● Task requirements:
For the records that follow, work out how many lines include "سوؤالات" and give only that count.

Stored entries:
============================================================
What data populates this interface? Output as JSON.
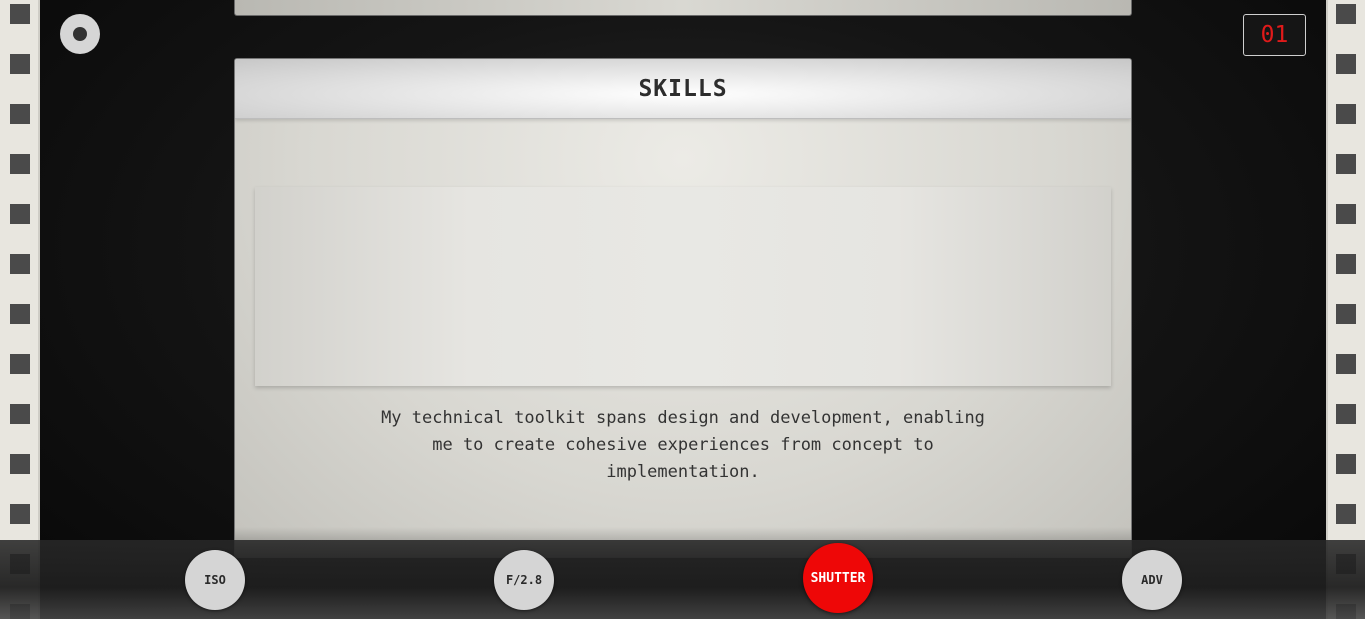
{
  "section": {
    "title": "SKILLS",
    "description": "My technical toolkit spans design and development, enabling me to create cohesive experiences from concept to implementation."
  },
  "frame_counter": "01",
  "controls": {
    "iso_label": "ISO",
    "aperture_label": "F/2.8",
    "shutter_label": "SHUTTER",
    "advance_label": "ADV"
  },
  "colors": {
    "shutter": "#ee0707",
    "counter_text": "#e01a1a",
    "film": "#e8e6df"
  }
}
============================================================
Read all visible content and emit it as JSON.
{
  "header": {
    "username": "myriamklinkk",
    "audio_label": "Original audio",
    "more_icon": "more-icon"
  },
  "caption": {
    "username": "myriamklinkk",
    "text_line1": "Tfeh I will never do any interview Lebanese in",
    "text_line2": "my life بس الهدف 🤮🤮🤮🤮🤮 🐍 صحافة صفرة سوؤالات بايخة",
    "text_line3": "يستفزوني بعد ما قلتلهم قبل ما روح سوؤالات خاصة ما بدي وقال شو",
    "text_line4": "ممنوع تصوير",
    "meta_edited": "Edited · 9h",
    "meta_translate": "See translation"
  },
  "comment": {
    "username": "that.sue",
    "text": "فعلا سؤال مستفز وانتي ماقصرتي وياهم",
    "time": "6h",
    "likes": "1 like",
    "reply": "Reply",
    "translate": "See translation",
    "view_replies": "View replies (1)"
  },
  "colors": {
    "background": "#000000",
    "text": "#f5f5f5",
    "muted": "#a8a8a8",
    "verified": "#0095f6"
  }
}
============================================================
● Output of the task:
2